[Provided records — start]
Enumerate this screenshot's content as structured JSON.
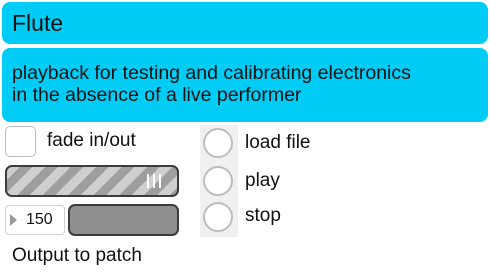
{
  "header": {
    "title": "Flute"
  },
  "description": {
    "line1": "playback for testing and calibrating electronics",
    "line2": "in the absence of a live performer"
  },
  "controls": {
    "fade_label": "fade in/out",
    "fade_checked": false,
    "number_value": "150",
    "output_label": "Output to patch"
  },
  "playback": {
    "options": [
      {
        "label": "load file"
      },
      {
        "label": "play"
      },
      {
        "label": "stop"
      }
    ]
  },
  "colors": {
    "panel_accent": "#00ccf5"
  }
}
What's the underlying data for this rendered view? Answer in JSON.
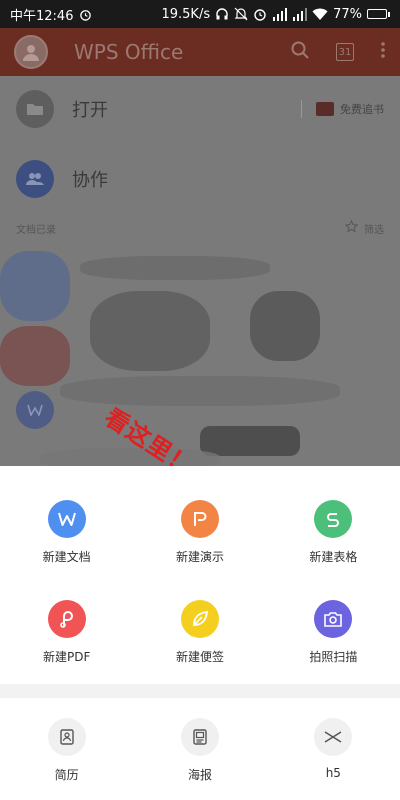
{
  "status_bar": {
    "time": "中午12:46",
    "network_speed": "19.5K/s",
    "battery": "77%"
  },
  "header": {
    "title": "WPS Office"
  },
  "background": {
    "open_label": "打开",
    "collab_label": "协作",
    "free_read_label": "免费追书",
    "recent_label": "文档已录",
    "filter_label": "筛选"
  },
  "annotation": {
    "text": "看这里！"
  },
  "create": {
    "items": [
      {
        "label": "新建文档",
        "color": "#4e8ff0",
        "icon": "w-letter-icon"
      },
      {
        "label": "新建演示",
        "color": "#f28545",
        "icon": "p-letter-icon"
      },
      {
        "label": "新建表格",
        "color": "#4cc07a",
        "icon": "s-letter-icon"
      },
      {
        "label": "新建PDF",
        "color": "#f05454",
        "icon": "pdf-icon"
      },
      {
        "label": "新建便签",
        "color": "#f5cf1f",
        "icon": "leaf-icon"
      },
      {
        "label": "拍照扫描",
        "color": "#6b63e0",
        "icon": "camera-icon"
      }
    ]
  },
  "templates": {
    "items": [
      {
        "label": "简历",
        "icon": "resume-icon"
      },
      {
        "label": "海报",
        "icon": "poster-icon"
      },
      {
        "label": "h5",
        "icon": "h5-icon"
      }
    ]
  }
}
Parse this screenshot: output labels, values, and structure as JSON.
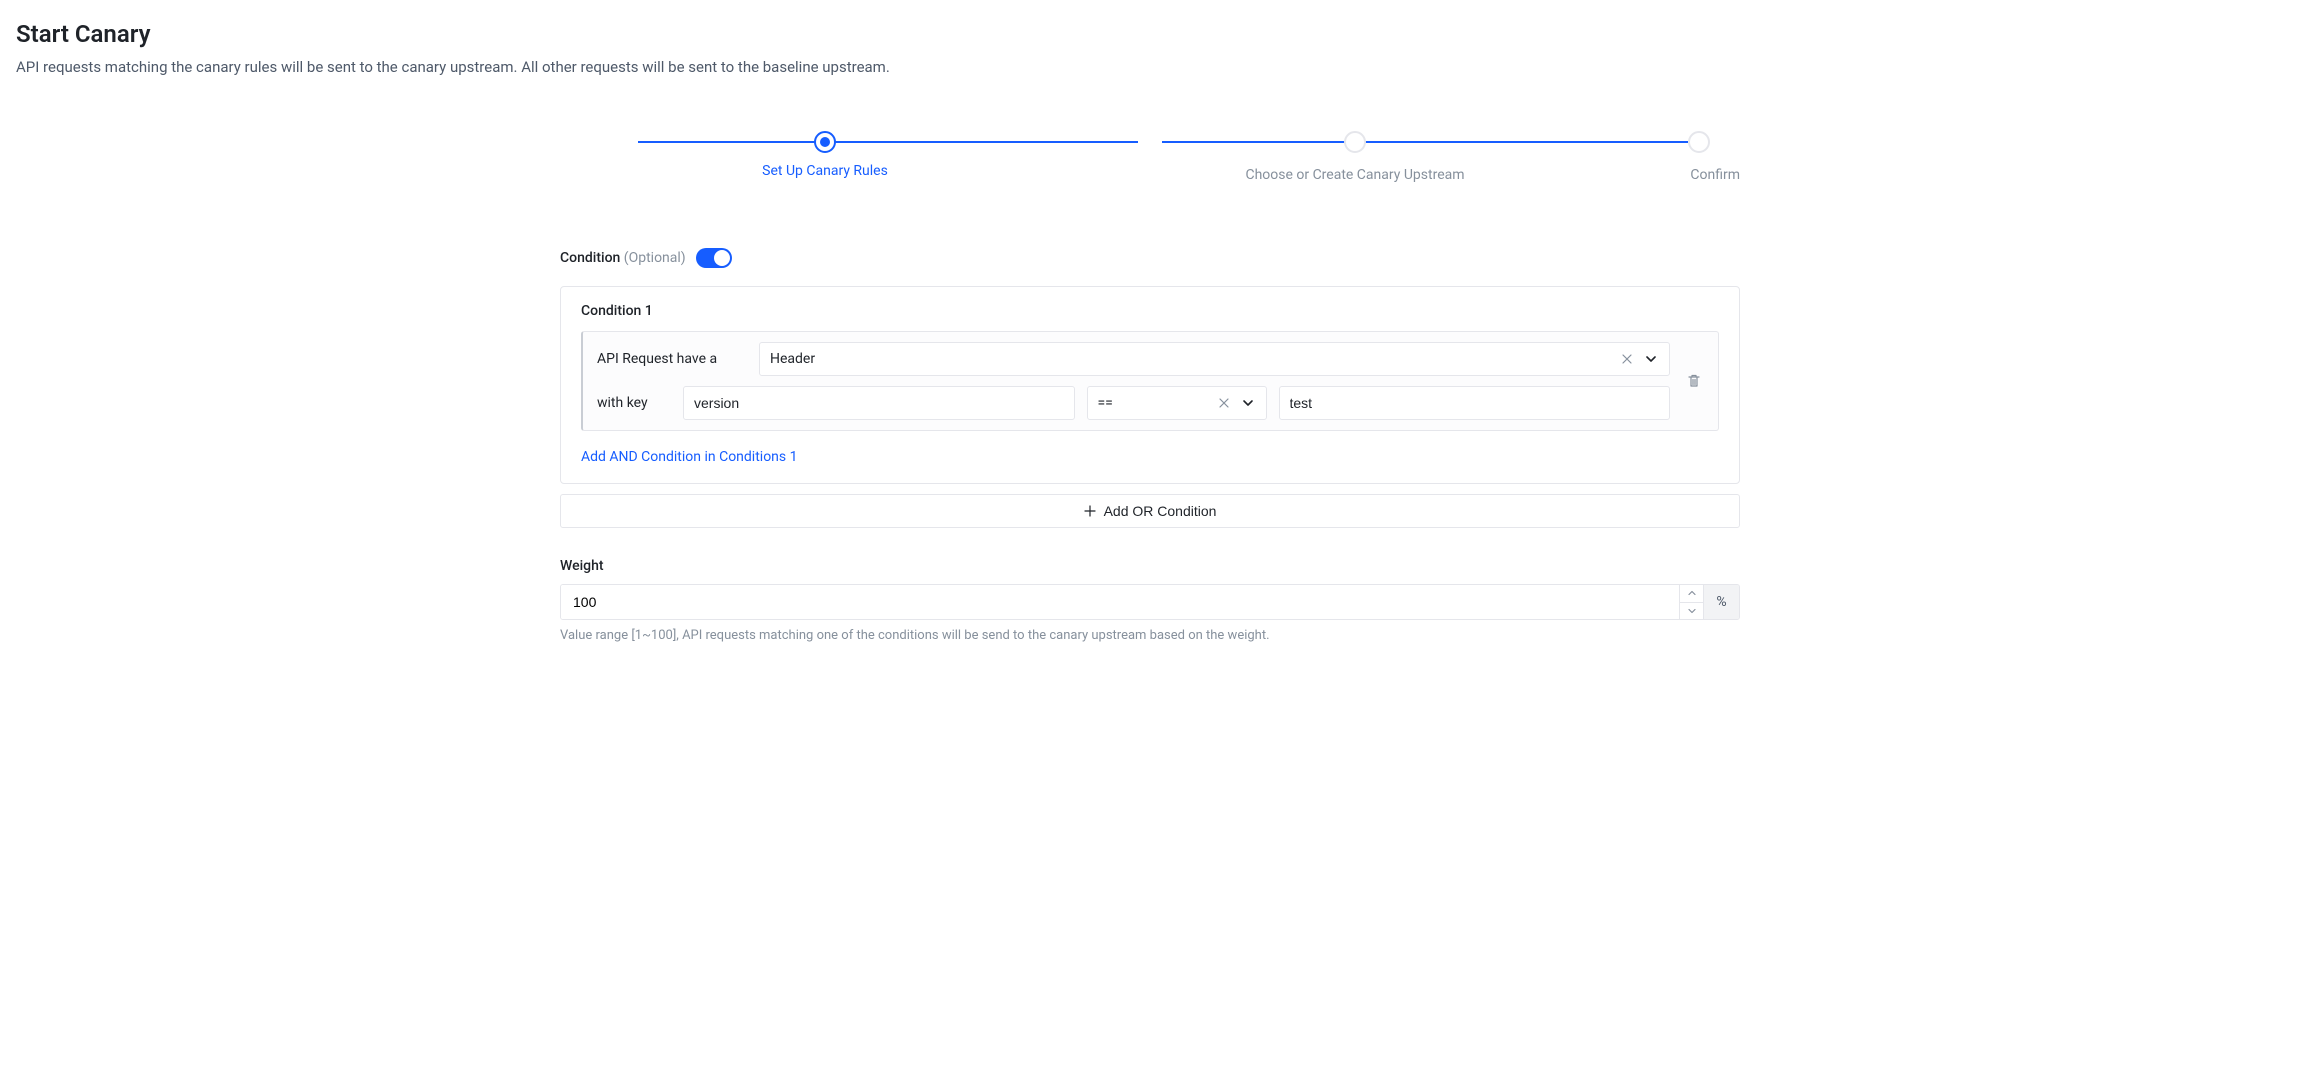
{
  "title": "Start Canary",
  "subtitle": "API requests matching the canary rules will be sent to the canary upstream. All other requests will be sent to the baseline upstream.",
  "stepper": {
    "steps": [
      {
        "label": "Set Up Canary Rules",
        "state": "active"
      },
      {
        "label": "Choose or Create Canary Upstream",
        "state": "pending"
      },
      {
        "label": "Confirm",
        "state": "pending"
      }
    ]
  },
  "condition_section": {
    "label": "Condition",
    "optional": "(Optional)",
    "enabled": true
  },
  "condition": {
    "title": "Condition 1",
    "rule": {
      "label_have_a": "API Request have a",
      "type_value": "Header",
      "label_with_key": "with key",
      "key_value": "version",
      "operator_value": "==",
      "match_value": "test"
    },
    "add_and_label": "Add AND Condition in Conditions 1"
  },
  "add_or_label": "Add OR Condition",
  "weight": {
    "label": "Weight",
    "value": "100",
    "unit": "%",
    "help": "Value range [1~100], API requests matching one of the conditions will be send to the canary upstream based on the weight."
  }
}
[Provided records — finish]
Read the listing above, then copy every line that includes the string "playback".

    "line1": "playback for testing and calibrating electronics",
  "playback": {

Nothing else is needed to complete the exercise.